*** Recorded information ***

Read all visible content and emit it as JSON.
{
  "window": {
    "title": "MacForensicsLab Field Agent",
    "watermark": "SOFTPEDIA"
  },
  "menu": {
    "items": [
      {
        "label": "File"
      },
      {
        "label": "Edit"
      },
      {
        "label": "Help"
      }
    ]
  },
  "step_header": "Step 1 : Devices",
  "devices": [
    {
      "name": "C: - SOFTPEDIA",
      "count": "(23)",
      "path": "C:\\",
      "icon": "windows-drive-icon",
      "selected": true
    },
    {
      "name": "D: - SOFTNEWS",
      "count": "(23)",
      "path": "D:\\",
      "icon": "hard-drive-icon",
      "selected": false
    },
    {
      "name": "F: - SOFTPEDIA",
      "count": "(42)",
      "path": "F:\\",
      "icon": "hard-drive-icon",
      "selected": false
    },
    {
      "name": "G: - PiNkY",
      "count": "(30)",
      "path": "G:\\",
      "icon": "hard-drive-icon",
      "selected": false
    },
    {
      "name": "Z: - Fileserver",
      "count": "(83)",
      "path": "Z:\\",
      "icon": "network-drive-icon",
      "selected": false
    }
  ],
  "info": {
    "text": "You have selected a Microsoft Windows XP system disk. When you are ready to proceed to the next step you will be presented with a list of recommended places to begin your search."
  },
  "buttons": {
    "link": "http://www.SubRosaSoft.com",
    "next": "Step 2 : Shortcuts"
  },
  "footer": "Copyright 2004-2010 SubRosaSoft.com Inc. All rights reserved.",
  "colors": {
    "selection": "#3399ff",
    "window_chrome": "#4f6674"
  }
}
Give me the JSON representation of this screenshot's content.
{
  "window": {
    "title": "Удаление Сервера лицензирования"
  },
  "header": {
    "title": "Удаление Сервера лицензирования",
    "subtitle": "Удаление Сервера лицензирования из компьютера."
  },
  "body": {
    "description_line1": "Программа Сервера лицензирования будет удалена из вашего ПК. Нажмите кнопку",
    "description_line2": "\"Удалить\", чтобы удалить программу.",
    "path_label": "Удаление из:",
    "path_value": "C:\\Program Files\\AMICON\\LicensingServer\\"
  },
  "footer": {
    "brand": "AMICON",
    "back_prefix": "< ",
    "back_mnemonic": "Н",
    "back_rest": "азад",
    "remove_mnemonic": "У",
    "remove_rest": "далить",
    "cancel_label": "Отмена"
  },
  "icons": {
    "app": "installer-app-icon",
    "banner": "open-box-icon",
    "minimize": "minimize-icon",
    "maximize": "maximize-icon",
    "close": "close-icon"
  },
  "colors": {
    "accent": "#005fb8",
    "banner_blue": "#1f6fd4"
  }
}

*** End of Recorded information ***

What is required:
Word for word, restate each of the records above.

Answer for this exercise:
Read all visible content and emit it as JSON.
{
  "window": {
    "title": "MacForensicsLab Field Agent",
    "watermark": "SOFTPEDIA"
  },
  "menu": {
    "items": [
      {
        "label": "File"
      },
      {
        "label": "Edit"
      },
      {
        "label": "Help"
      }
    ]
  },
  "step_header": "Step 1 : Devices",
  "devices": [
    {
      "name": "C: - SOFTPEDIA",
      "count": "(23)",
      "path": "C:\\",
      "icon": "windows-drive-icon",
      "selected": true
    },
    {
      "name": "D: - SOFTNEWS",
      "count": "(23)",
      "path": "D:\\",
      "icon": "hard-drive-icon",
      "selected": false
    },
    {
      "name": "F: - SOFTPEDIA",
      "count": "(42)",
      "path": "F:\\",
      "icon": "hard-drive-icon",
      "selected": false
    },
    {
      "name": "G: - PiNkY",
      "count": "(30)",
      "path": "G:\\",
      "icon": "hard-drive-icon",
      "selected": false
    },
    {
      "name": "Z: - Fileserver",
      "count": "(83)",
      "path": "Z:\\",
      "icon": "network-drive-icon",
      "selected": false
    }
  ],
  "info": {
    "text": "You have selected a Microsoft Windows XP system disk. When you are ready to proceed to the next step you will be presented with a list of recommended places to begin your search."
  },
  "buttons": {
    "link": "http://www.SubRosaSoft.com",
    "next": "Step 2 : Shortcuts"
  },
  "footer": "Copyright 2004-2010 SubRosaSoft.com Inc. All rights reserved.",
  "colors": {
    "selection": "#3399ff",
    "window_chrome": "#4f6674"
  }
}
Give me the JSON representation of this screenshot's content.
{
  "window": {
    "title": "Удаление Сервера лицензирования"
  },
  "header": {
    "title": "Удаление Сервера лицензирования",
    "subtitle": "Удаление Сервера лицензирования из компьютера."
  },
  "body": {
    "description_line1": "Программа Сервера лицензирования будет удалена из вашего ПК. Нажмите кнопку",
    "description_line2": "\"Удалить\", чтобы удалить программу.",
    "path_label": "Удаление из:",
    "path_value": "C:\\Program Files\\AMICON\\LicensingServer\\"
  },
  "footer": {
    "brand": "AMICON",
    "back_prefix": "< ",
    "back_mnemonic": "Н",
    "back_rest": "азад",
    "remove_mnemonic": "У",
    "remove_rest": "далить",
    "cancel_label": "Отмена"
  },
  "icons": {
    "app": "installer-app-icon",
    "banner": "open-box-icon",
    "minimize": "minimize-icon",
    "maximize": "maximize-icon",
    "close": "close-icon"
  },
  "colors": {
    "accent": "#005fb8",
    "banner_blue": "#1f6fd4"
  }
}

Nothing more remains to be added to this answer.